Myanmar rebels says dozens of junta forces surrender, captured

At least 28 policemen gave up their weapons and surrendered to the Arakan Army, while 10 soldiers were arrested

Reuters
Published : 15 Nov 2023, 04:47 AM
Updated : 15 Nov 2023, 04:47 AM

Dozens of members of the Myanmar security forces have surrendered or been captured, a rebel group said on Wednesday, as a coordinated offensive by insurgent groups battling the junta gathers pace in several parts of the country.

At least 28 policemen gave up their weapons and surrendered to the Arakan Army (AA), while 10 soldiers were arrested, said the group which is fighting for autonomy in Rakhine State in western Myanmar.

Reuters could not independently verify the information from the AA, which is one of three ethnic minority insurgent groups that launched a coordinated offensive against junta forces in late October.

A curfew has been imposed in the Rakhine State capital Sittwe, where military tanks have been sighted, the administration there said.

The rebels have captured some towns and military posts, including on the border with China, presenting the junta with its biggest test since the military took power in a 2021 coup, ousting an elected government led by Nobel laureate Aung San Suu Kyi.

A junta spokesperson, Zaw Min Tun, on Tuesday accused the rebel groups of "destroying the whole country" and said reports of captured military posts were "propaganda".

"The enemies retreated after they lost soldiers. We are trying to combine small posts strategically," he said.

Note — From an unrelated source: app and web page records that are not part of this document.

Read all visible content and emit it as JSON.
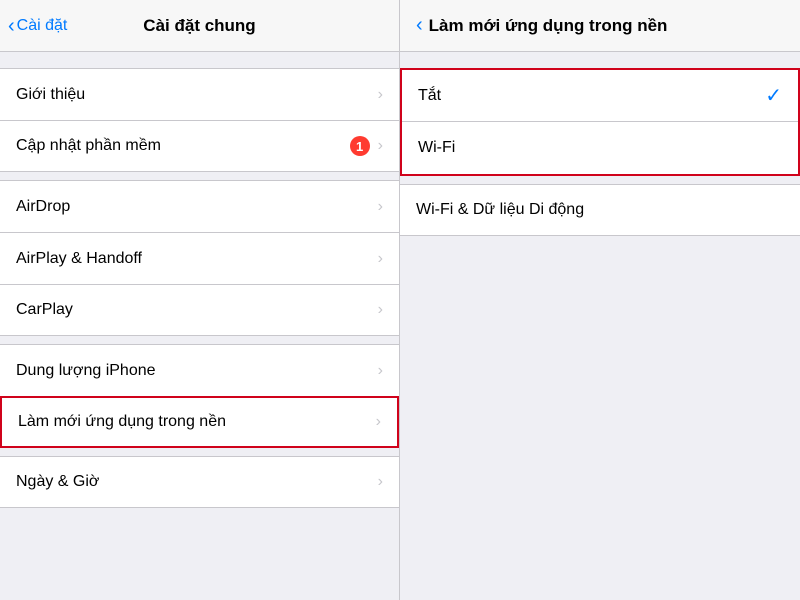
{
  "left": {
    "nav": {
      "back_label": "Cài đặt",
      "title": "Cài đặt chung"
    },
    "group1": [
      {
        "id": "gioi-thieu",
        "label": "Giới thiệu",
        "badge": null
      },
      {
        "id": "cap-nhat",
        "label": "Cập nhật phần mềm",
        "badge": "1"
      }
    ],
    "group2": [
      {
        "id": "airdrop",
        "label": "AirDrop",
        "badge": null
      },
      {
        "id": "airplay",
        "label": "AirPlay & Handoff",
        "badge": null
      },
      {
        "id": "carplay",
        "label": "CarPlay",
        "badge": null
      }
    ],
    "group3": [
      {
        "id": "dung-luong",
        "label": "Dung lượng iPhone",
        "badge": null
      },
      {
        "id": "lam-moi",
        "label": "Làm mới ứng dụng trong nền",
        "badge": null,
        "highlighted": true
      }
    ],
    "group4": [
      {
        "id": "ngay-gio",
        "label": "Ngày & Giờ",
        "badge": null
      }
    ]
  },
  "right": {
    "nav": {
      "title": "Làm mới ứng dụng trong nền"
    },
    "options_boxed": [
      {
        "id": "tat",
        "label": "Tắt",
        "checked": true
      },
      {
        "id": "wifi",
        "label": "Wi-Fi",
        "checked": false
      }
    ],
    "option_plain": {
      "id": "wifi-data",
      "label": "Wi-Fi & Dữ liệu Di động"
    }
  },
  "icons": {
    "chevron": "›",
    "back": "‹",
    "check": "✓"
  }
}
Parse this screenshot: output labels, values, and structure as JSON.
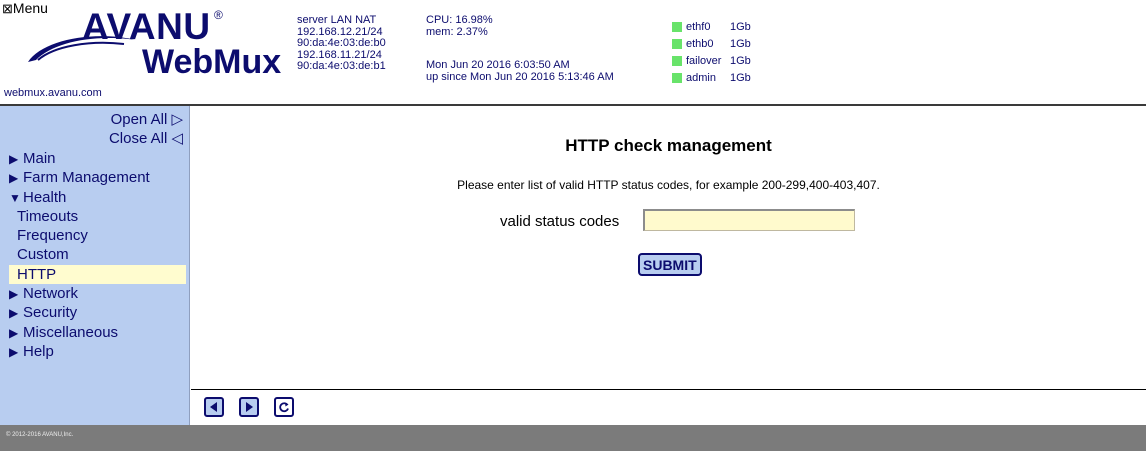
{
  "header": {
    "menu_label": "Menu",
    "logo_avanu": "AVANU",
    "logo_registered": "®",
    "logo_product": "WebMux",
    "domain": "webmux.avanu.com",
    "network": [
      "server LAN NAT",
      "192.168.12.21/24",
      "90:da:4e:03:de:b0",
      "192.168.11.21/24",
      "90:da:4e:03:de:b1"
    ],
    "cpu": "CPU: 16.98%",
    "mem": "mem: 2.37%",
    "date": "Mon Jun 20 2016 6:03:50 AM",
    "uptime": "up since Mon Jun 20 2016 5:13:46 AM",
    "interfaces": [
      {
        "name": "ethf0",
        "speed": "1Gb",
        "status_color": "#68e36a"
      },
      {
        "name": "ethb0",
        "speed": "1Gb",
        "status_color": "#68e36a"
      },
      {
        "name": "failover",
        "speed": "1Gb",
        "status_color": "#68e36a"
      },
      {
        "name": "admin",
        "speed": "1Gb",
        "status_color": "#68e36a"
      }
    ]
  },
  "sidebar": {
    "open_all": "Open All ▷",
    "close_all": "Close All ◁",
    "items": [
      {
        "label": "Main",
        "expanded": false
      },
      {
        "label": "Farm Management",
        "expanded": false
      },
      {
        "label": "Health",
        "expanded": true
      },
      {
        "label": "Network",
        "expanded": false
      },
      {
        "label": "Security",
        "expanded": false
      },
      {
        "label": "Miscellaneous",
        "expanded": false
      },
      {
        "label": "Help",
        "expanded": false
      }
    ],
    "health_subitems": [
      "Timeouts",
      "Frequency",
      "Custom",
      "HTTP"
    ],
    "active_subitem": "HTTP"
  },
  "main": {
    "title": "HTTP check management",
    "hint": "Please enter list of valid HTTP status codes, for example 200-299,400-403,407.",
    "field_label": "valid status codes",
    "field_value": "",
    "submit_label": "SUBMIT"
  },
  "toolbar": {
    "icons": [
      "back-arrow-icon",
      "forward-arrow-icon",
      "reload-icon"
    ]
  },
  "footer": {
    "copyright": "© 2012-2016 AVANU,Inc."
  },
  "colors": {
    "brand": "#0c0c6e",
    "sidebar_bg": "#b8cdf0",
    "active_bg": "#fffccf",
    "input_bg": "#fffacd",
    "status_ok": "#68e36a",
    "footer_bg": "#7b7b7b"
  }
}
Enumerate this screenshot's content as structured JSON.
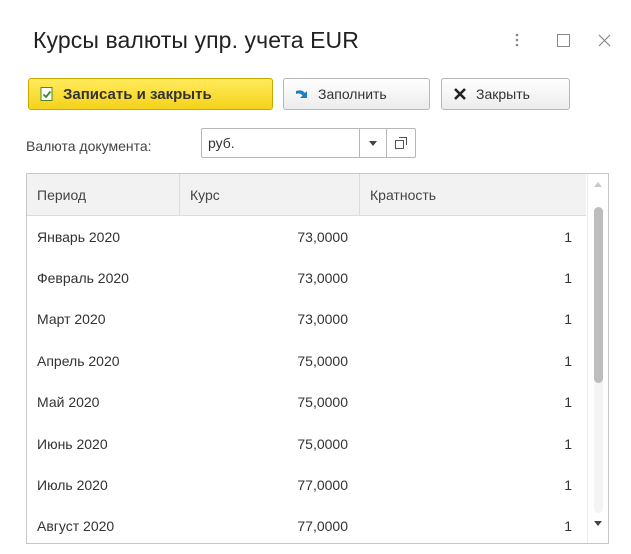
{
  "window": {
    "title": "Курсы валюты упр. учета EUR"
  },
  "toolbar": {
    "save_label": "Записать и закрыть",
    "fill_label": "Заполнить",
    "close_label": "Закрыть"
  },
  "currency_field": {
    "label": "Валюта документа:",
    "value": "руб."
  },
  "table": {
    "columns": [
      "Период",
      "Курс",
      "Кратность"
    ],
    "rows": [
      {
        "period": "Январь 2020",
        "rate": "73,0000",
        "multiplicity": "1"
      },
      {
        "period": "Февраль 2020",
        "rate": "73,0000",
        "multiplicity": "1"
      },
      {
        "period": "Март 2020",
        "rate": "73,0000",
        "multiplicity": "1"
      },
      {
        "period": "Апрель 2020",
        "rate": "75,0000",
        "multiplicity": "1"
      },
      {
        "period": "Май 2020",
        "rate": "75,0000",
        "multiplicity": "1"
      },
      {
        "period": "Июнь 2020",
        "rate": "75,0000",
        "multiplicity": "1"
      },
      {
        "period": "Июль 2020",
        "rate": "77,0000",
        "multiplicity": "1"
      },
      {
        "period": "Август 2020",
        "rate": "77,0000",
        "multiplicity": "1"
      }
    ]
  },
  "icons": {
    "more": "more-vertical-icon",
    "maximize": "maximize-icon",
    "close": "close-icon",
    "save": "save-document-icon",
    "fill": "fill-arrow-icon",
    "close_button": "x-icon",
    "dropdown": "chevron-down-icon",
    "open": "open-window-icon"
  },
  "colors": {
    "primary_button": "#f5d21a",
    "fill_arrow": "#1f7fc4"
  }
}
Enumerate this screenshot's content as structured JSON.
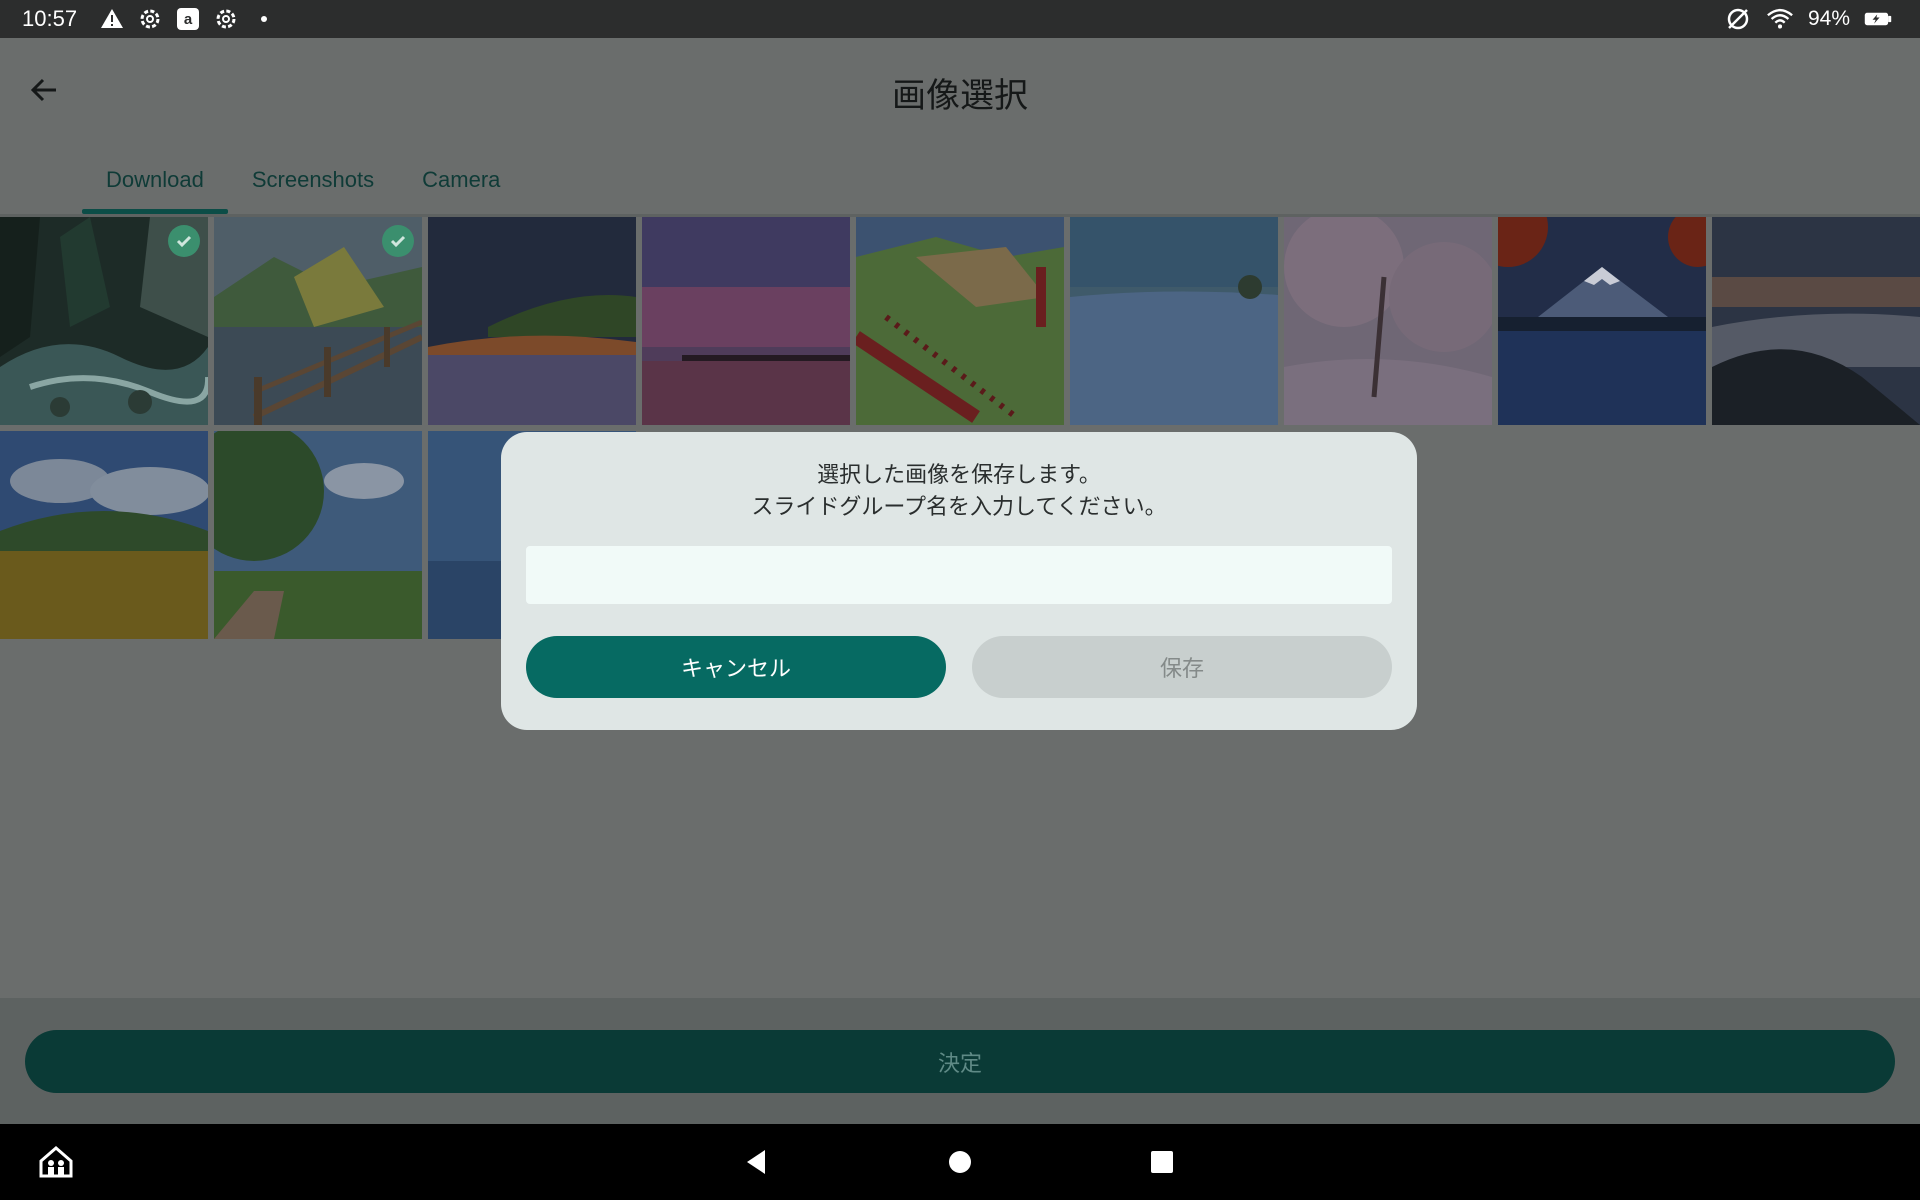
{
  "status_bar": {
    "time": "10:57",
    "left_icons": [
      "warning-icon",
      "settings-icon",
      "amazon-icon",
      "settings-icon",
      "dot-icon"
    ],
    "battery": "94%",
    "right_icons": [
      "no-sync-icon",
      "wifi-icon",
      "battery-charging-icon"
    ]
  },
  "header": {
    "title": "画像選択",
    "back_icon": "arrow-left-icon"
  },
  "tabs": [
    {
      "label": "Download",
      "active": true
    },
    {
      "label": "Screenshots",
      "active": false
    },
    {
      "label": "Camera",
      "active": false
    }
  ],
  "images": [
    {
      "subject": "forest-stream",
      "selected": true
    },
    {
      "subject": "lake-fence",
      "selected": true
    },
    {
      "subject": "flower-field-evening",
      "selected": false
    },
    {
      "subject": "pink-sunset-sea",
      "selected": false
    },
    {
      "subject": "red-torii-hill",
      "selected": false
    },
    {
      "subject": "blue-flower-field",
      "selected": false
    },
    {
      "subject": "cherry-blossoms",
      "selected": false
    },
    {
      "subject": "mount-fuji-lake",
      "selected": false
    },
    {
      "subject": "sea-of-clouds",
      "selected": false
    },
    {
      "subject": "sunflower-field",
      "selected": false
    },
    {
      "subject": "tree-field-path",
      "selected": false
    },
    {
      "subject": "ocean-horizon",
      "selected": false
    }
  ],
  "dialog": {
    "message_line1": "選択した画像を保存します。",
    "message_line2": "スライドグループ名を入力してください。",
    "input_value": "",
    "cancel_label": "キャンセル",
    "save_label": "保存"
  },
  "bottom": {
    "decide_label": "決定"
  },
  "navbar": {
    "icons": [
      "home-people-icon",
      "nav-back-icon",
      "nav-home-icon",
      "nav-recents-icon"
    ]
  },
  "colors": {
    "accent": "#066a62",
    "accent_dark": "#0a3a36",
    "scrim_background": "#6a6d6c"
  }
}
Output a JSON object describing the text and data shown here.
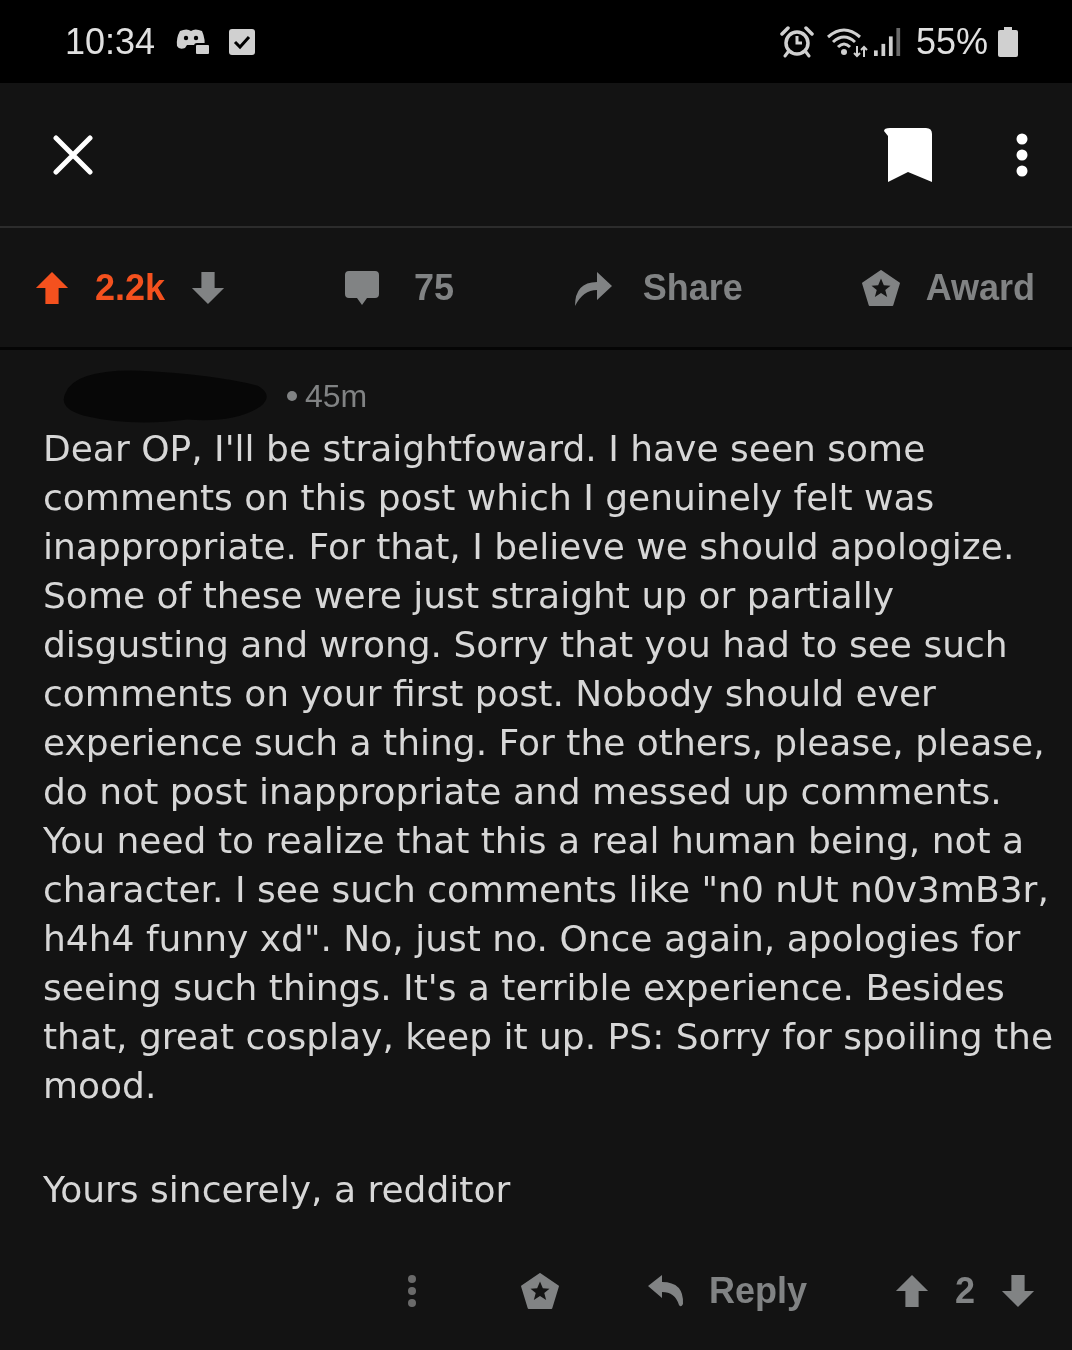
{
  "status_bar": {
    "time": "10:34",
    "battery": "55%"
  },
  "post_actions": {
    "upvoted": true,
    "downvoted": false,
    "score": "2.2k",
    "comments": "75",
    "share": "Share",
    "award": "Award"
  },
  "comment": {
    "age": "45m",
    "paragraphs": [
      "Dear OP, I'll be straightfoward. I have seen some comments on this post which I genuinely felt was inappropriate. For that, I believe we should apologize. Some of these were just straight up or partially disgusting and wrong. Sorry that you had to see such comments on your first post. Nobody should ever experience such a thing. For the others, please, please, do not post inappropriate and messed up comments. You need to realize that this a real human being, not a character. I see such comments like \"n0 nUt n0v3mB3r, h4h4 funny xd\". No, just no. Once again, apologies for seeing such things. It's a terrible experience. Besides that, great cosplay, keep it up. PS: Sorry for spoiling the mood.",
      "Yours sincerely, a redditor"
    ],
    "actions": {
      "reply": "Reply",
      "upvoted": false,
      "downvoted": false,
      "score": "2"
    }
  }
}
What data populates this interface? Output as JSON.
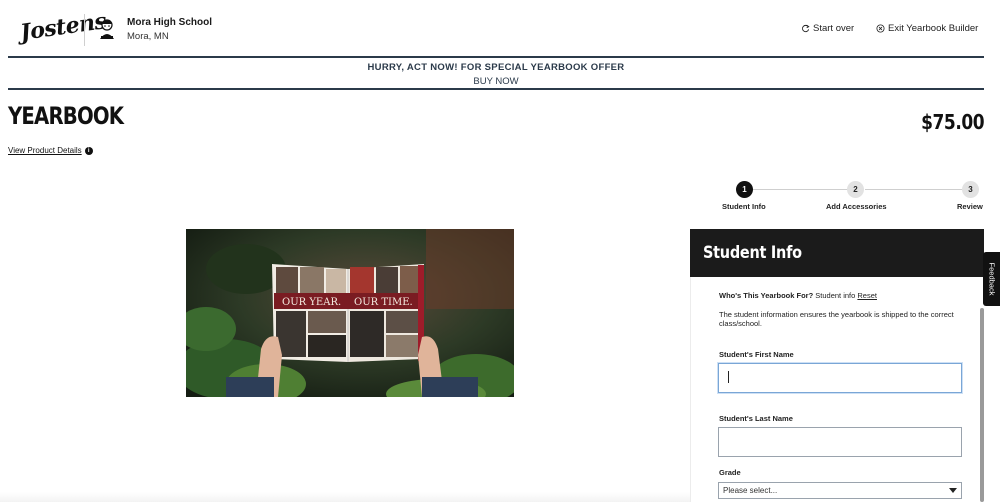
{
  "brand": {
    "logo_text": "Jostens"
  },
  "school": {
    "name": "Mora High School",
    "location": "Mora, MN"
  },
  "header_actions": {
    "start_over": "Start over",
    "exit_builder": "Exit Yearbook Builder"
  },
  "promo": {
    "headline": "HURRY, ACT NOW! FOR SPECIAL YEARBOOK OFFER",
    "link": "BUY NOW"
  },
  "product": {
    "title": "YEARBOOK",
    "price": "$75.00",
    "details_link": "View Product Details"
  },
  "stepper": {
    "steps": [
      {
        "number": "1",
        "label": "Student Info",
        "state": "active"
      },
      {
        "number": "2",
        "label": "Add Accessories",
        "state": "inactive"
      },
      {
        "number": "3",
        "label": "Review",
        "state": "inactive"
      }
    ]
  },
  "hero": {
    "page_text_left": "OUR YEAR.",
    "page_text_right": "OUR TIME."
  },
  "form": {
    "title": "Student Info",
    "who_question": "Who's This Yearbook For?",
    "who_value": "Student info",
    "reset": "Reset",
    "note": "The student information ensures the yearbook is shipped to the correct class/school.",
    "first_name_label": "Student's First Name",
    "first_name_value": "",
    "last_name_label": "Student's Last Name",
    "last_name_value": "",
    "grade_label": "Grade",
    "grade_selected": "Please select..."
  },
  "feedback": {
    "label": "Feedback"
  },
  "colors": {
    "accent_dark": "#1b1b1b",
    "banner_navy": "#2b3a4a",
    "focus_blue": "#7aa6d6"
  }
}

The spokesperson said fighting was going on in Shan, Rakhine and Kayah states. He did not comment on reports of junta forces surrendering.

Fighting has also been reported in Chin State in the northwest, where 43 Myanmar soldiers crossed into the Indian state of Mizoram after a rebel attack, a police official in Mizoram said.

Most of the Myanmar soldiers were flown by Indian forces to another point on the border and handed back to Myanmar authorities, said an Indian security official who declined to be identified.

Myanmar's military-appointed president last week said the country was at risk of breaking apart because of an ineffective response to the rebellion by fighters the generals denounce as "terrorists".

The military has for decades said it is the only institution capable of holding diverse Myanmar together. Critics of military rule dismiss that and call instead for a democratic, federal system.